As the name suggests, a time stamp at its most basic is an appliance that will record the date or time at which a specific event occurred. In the 21st century the term "timestamp" may also refer to the actual impression, be it digital or otherwise. The machine on this page was used primarily at the turn of the 20th century in commercial or industrial settings such as retail stores or factories. As its name suggests it has some automatic features unlike more basic alternatives, like the Bates Numbering Machine, which were either manual or, at best, semi-automatic.
It's inventor was Canadian-born John Cornelius Wilson (1851 - 1917). Wilson immigrated to the U.S. in 1869 and eventually settled in Boston, Massachusetts. During his lifetime he was awarded over 100 patents, many for sophisticated devices such as telegraphy apparatuses. This time stamp was one of his simpler inventions. Wilson's first patent for it, no.527,918, was award in 1894, which related to the clockwork mechanism within. A later patent, no.576,644, awarded in 1897, was obviously more representative of the final product. Both patents were applied for in 1891 just a few months apart.
The time stamp was produced by Mr. Wilson's company, the Automatic Time Stamp Company of Boston, Massachusetts. It was established in 1880 at 160 Congress Street. The structure it once occupied has since been demolished. A parking lot was then erected in its place which was later also demolished. A public park is there currently.
Wilson's time stamp was able to record the time, day, month, year, type of transaction and company name as well as a couple user-specific identifying characters. For example, the stamp on this page recorded an item as shipped on July 25, 1908 at 8:18 by Instituts Solvay (Solvay Institute) of Bruxelles (Brussels). The characters to the top left and right of the stamp (the VP and the M) were meant to identify which person (maybe vice-president) or department (maybe maintenance) recorded the event. The dies are cast brass.
The part of the die that produces the company name and user-specific characters is static. The date may be adjusted manually to the day, month and year that's desired using the round dies towards the front of the machine. So too may the transaction type be manually adjusted using the cylindrical die towards the rear of the machine. The eight transaction types the stamp on this page has are "refused, approved, received, rec'd payment, shipped, packed, ordered, filed." I assume a customer could have ordered these to read anything they wanted.
"So what's so automatic about this time stamp?" you may ask. It's the time keeping mechanism. Inside the base of the machine is a brass, wind-up timer. To operate it, simply set the clock underneath to the desired start time and wind it up. There's a speed regulator under there, too. The internal gears are connected to the hour and minute hands of the die which move accordingly. A later model was available with a clock face on the front of the machine. The two were at one point produced concurrently, what I would refer to as base and premium models. The premium model was larger.
A 2" ribbon applied ink to the dies. It had to be advanced manually as required when it got too dry or worn.

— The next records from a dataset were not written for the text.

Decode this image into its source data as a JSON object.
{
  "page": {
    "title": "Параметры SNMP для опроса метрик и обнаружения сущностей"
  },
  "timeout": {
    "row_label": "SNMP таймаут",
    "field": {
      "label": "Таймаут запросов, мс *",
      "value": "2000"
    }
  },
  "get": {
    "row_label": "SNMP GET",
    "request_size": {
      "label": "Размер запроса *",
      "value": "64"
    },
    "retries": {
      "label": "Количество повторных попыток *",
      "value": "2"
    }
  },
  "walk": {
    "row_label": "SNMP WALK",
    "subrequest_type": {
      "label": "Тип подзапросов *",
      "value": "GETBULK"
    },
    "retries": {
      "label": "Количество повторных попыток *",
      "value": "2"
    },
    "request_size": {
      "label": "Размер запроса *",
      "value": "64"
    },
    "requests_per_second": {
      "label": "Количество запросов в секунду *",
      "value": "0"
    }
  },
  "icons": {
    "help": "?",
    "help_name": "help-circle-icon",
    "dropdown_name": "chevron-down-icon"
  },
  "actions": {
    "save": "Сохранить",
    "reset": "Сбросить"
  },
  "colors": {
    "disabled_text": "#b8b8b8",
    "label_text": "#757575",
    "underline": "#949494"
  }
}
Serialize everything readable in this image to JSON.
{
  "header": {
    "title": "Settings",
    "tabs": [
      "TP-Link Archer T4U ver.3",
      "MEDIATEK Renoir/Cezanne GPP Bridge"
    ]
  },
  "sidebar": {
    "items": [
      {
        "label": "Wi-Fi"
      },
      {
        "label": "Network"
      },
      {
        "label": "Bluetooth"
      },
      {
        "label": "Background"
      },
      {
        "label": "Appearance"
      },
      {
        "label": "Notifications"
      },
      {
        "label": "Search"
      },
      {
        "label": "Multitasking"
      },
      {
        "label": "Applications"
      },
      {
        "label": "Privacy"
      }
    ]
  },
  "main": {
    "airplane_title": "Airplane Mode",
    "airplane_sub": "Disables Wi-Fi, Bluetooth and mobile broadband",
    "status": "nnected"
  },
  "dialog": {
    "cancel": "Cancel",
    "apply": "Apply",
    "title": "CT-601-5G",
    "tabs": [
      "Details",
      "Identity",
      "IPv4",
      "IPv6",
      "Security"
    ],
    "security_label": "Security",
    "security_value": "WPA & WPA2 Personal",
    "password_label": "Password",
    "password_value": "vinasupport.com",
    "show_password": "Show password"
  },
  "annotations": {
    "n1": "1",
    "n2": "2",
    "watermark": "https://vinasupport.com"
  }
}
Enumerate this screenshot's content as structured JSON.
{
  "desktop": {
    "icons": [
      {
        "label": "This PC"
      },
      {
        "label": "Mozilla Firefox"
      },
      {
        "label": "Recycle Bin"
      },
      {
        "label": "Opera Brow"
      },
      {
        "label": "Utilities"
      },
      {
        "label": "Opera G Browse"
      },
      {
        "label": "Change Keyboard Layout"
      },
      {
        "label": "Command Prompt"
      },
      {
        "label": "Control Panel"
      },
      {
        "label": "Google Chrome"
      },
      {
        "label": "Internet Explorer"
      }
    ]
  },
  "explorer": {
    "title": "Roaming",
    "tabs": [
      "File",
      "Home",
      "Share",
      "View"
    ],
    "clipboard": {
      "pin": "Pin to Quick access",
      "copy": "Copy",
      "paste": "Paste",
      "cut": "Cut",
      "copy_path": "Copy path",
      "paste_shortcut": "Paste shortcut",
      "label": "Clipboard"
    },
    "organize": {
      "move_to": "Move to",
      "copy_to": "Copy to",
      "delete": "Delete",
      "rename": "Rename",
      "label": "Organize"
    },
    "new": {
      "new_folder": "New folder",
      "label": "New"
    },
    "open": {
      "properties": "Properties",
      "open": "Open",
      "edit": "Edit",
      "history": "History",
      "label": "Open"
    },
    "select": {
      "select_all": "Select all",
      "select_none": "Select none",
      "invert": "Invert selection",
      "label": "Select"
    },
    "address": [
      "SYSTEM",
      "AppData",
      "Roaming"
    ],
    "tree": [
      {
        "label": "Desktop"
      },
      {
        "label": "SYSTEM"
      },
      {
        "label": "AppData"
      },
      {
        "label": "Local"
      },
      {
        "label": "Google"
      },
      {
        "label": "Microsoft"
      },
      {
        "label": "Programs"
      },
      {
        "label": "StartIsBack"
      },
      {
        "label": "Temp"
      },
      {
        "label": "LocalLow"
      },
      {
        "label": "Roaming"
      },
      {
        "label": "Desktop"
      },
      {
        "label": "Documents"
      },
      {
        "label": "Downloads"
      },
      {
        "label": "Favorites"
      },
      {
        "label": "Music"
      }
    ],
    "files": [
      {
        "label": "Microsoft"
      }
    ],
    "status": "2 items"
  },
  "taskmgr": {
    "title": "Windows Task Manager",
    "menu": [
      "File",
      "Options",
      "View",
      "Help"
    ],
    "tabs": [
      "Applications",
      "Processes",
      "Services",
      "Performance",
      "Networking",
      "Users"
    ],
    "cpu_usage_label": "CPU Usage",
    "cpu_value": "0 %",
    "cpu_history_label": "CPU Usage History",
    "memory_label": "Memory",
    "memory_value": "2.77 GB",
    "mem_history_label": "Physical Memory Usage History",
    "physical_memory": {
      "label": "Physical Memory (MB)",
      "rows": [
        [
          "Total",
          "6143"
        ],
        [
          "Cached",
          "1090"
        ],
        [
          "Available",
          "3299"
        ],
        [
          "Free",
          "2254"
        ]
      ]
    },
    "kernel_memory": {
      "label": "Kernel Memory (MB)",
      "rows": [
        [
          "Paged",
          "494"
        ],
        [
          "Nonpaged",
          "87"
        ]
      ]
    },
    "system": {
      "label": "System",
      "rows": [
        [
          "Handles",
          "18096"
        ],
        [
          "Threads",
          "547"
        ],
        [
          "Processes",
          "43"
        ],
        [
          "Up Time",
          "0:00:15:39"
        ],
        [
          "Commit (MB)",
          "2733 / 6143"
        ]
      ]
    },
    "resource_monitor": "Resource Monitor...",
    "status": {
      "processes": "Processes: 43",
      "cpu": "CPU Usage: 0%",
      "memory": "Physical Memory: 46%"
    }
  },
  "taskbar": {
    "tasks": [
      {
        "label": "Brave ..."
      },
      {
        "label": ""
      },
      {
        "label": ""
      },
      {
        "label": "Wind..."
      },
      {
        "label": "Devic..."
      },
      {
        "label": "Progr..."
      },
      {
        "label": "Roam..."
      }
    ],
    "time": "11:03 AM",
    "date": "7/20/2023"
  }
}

Wilson used the basic design of his time stamp to develop industry-specific attachments for it, too. One such example that dated to ca.1902 was the Timometer, which was developed for the telephone industry. It was a device that could be mounted to one side of the ribbon spools and it was supposed to be able to log when toll-line conversations began and ended. The Timometer could be used with both the base and premium models.
The company survived after John C. Wilson's death for at least five more years into 1922. I couldn't find any proof that would suggest otherwise after then. Besides Boston, the company also had sales offices in New York and Chicago. As evident by the time stamp on this page, the company sold to foreign markets.